Sean: I think it is fair to say that a bunch of cryptocurrency is not going to be a better option for most people's long-term investment strategy than a 401(k) or an IRA, for example.
Alana: And if people do have questions about that and are really excited about cryptocurrency, they can talk to a CFP or another financial advisor and be able to get some personalized financial information.
Sean: OK. Now I want to talk about one more thing that I think a lot of people are interested in right now in particular, which is sustainable investing. How do you think people can utilize sustainable investing? And are we going to be able to save the planet by investing in windmills?
Alana: Well, I really hope so, but I'm not sure if we're going to be able to fix everything. Sustainable investing has been a huge trend over the last couple of years. And it's all about using your investment dollars to create good in the world. And there are a lot of terms for this. There is socially responsible investing, ethical investing, you name it. The one that's different is ESG investing, which specifically refers to investing in companies with good environmental, social and corporate governance practices.
Sean: Hence where ESG comes from, got it.
Sean: Can you give us an example of an ESG investment?
Alana: There are a number of ESG funds that people can invest in, many of which have kind of clunky, awkward names, like the 1919 Socially Responsive Balanced A Fund or the Parnassus Core Equity Investor Fund — and we are not recommending either of these. But what these names don't really tell you is that they are funds that are focused on those environmental, social and governmental principles. There are lots of ESG funds out there now and they may have a lower carbon footprint and stricter sexual harassment policies for the companies that are in those funds, for instance.
Sustainable investing came under a lot of scrutiny for years because people weren't sure that they would perform as well as traditional funds. But in fact, there's been a lot of data that's come out in the last couple of years suggesting that not only can they match the performance of traditional funds, but they can sometimes outperform them as well.
Sean: Mm-hmm. And people also used to be kind of wary of these funds because they used to be more expensive too, right?
Alana: Yeah, that's correct. But now there are lots of ESG ETFs, those exchange-traded funds that we talked about last time, and those are a much cheaper alternative than actively managed ESG mutual funds.
Sean: OK. Well, I think that about covers it. We talked about a lot today, but we are not quite done. We have some nerdy homework for you, our listeners to complete. Alana, do you want to kick us off?
Alana: Yeah. So first, think about what kind of strategy you'd like to implement within your portfolio. Are you going to be buying and selling stocks on the regular or would you prefer to take the buy and hold strategy?
Sean: Next, explore some alternative investments like cryptocurrency or think about investing philosophies such as sustainable investing. Where could these principles fit into your investing practice?
Alana: Lastly, put it all together. You've learned so much about investing, now it's time to get started.
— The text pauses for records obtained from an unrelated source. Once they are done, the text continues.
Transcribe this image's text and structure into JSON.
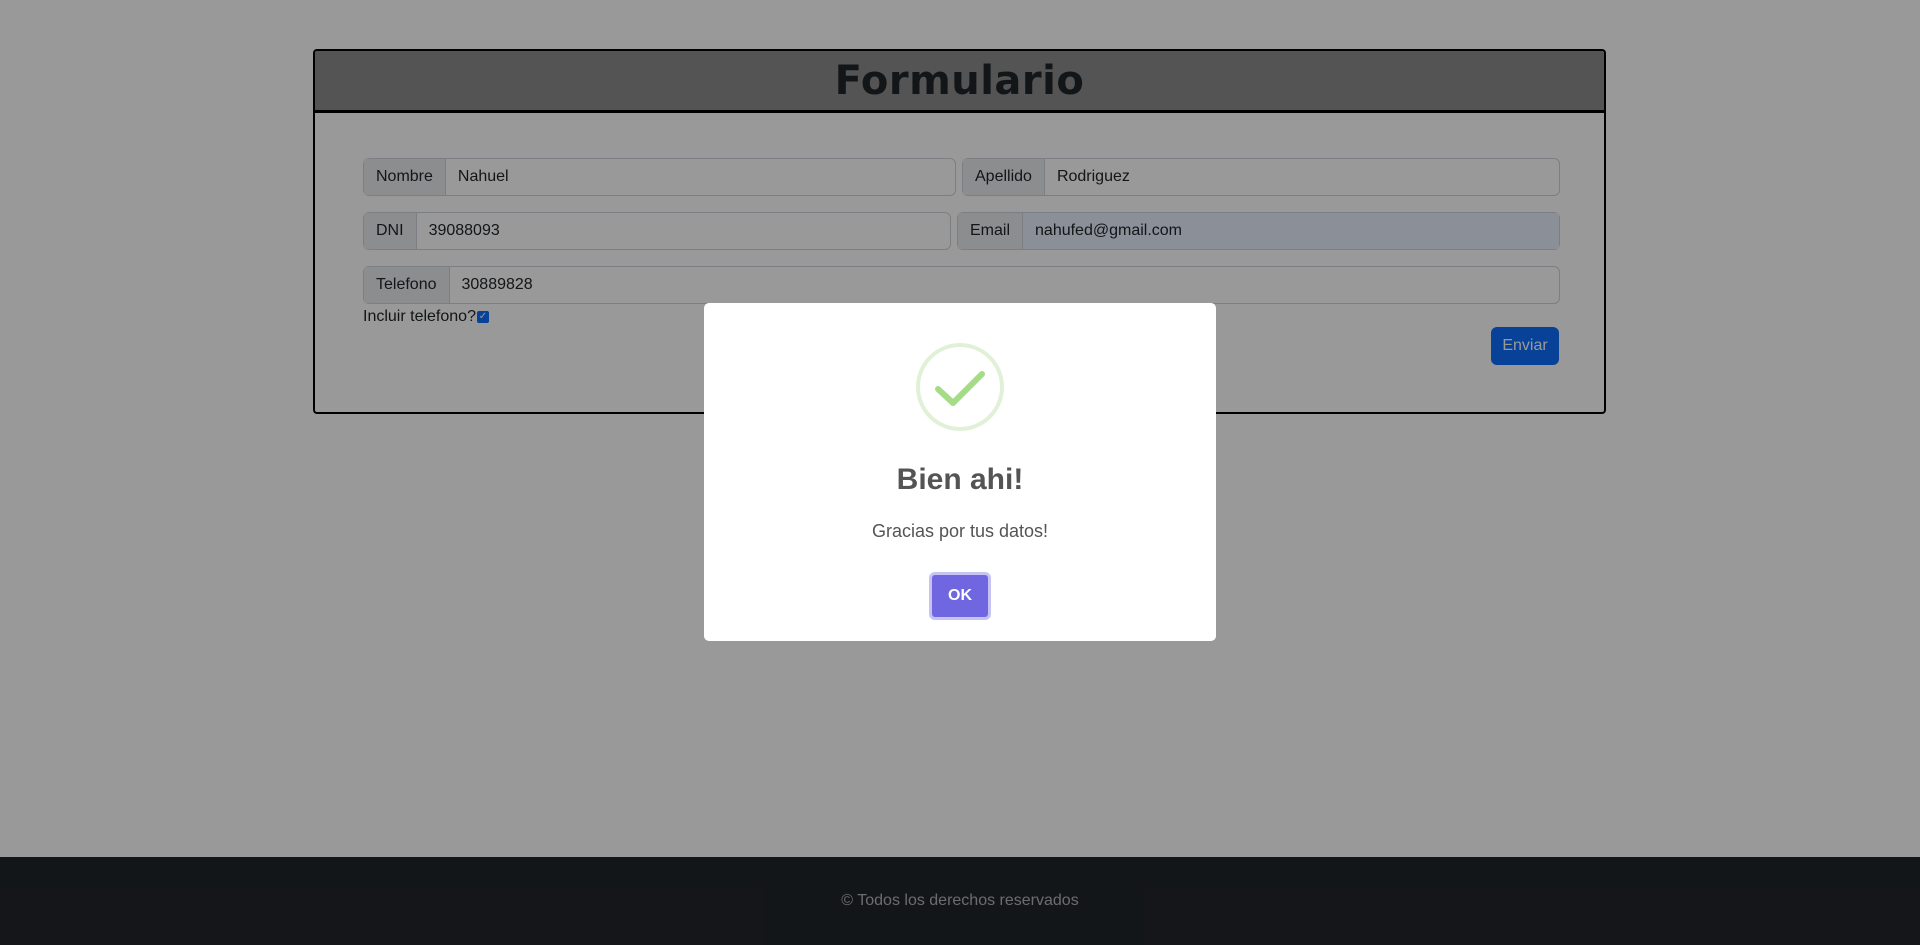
{
  "form": {
    "title": "Formulario",
    "fields": {
      "nombre": {
        "label": "Nombre",
        "value": "Nahuel"
      },
      "apellido": {
        "label": "Apellido",
        "value": "Rodriguez"
      },
      "dni": {
        "label": "DNI",
        "value": "39088093"
      },
      "email": {
        "label": "Email",
        "value": "nahufed@gmail.com"
      },
      "telefono": {
        "label": "Telefono",
        "value": "30889828"
      }
    },
    "include_phone_label": "Incluir telefono?",
    "include_phone_checked": true,
    "submit_label": "Enviar"
  },
  "footer": {
    "text": "© Todos los derechos reservados"
  },
  "modal": {
    "icon": "success-check-icon",
    "title": "Bien ahi!",
    "text": "Gracias por tus datos!",
    "ok_label": "OK"
  },
  "colors": {
    "primary": "#0d6efd",
    "footer_bg": "#212529",
    "modal_confirm": "#7066e0",
    "success": "#a5dc86"
  }
}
And that's it for this episode. For more information about how to get started investing, check out our show notes, posted at nerdwallet.com/podcast.
Sean: And before we go, here is our brief disclaimer, thoughtfully crafted by NerdWallet's legal team. Where your questions are answered by knowledgeable and talented financial writers, but we are not financial or investment advisors. This nerdy info is provided for general educational and entertainment purposes, and may not apply to your specific circumstances.
Alana: And until next time, turn to the Nerds.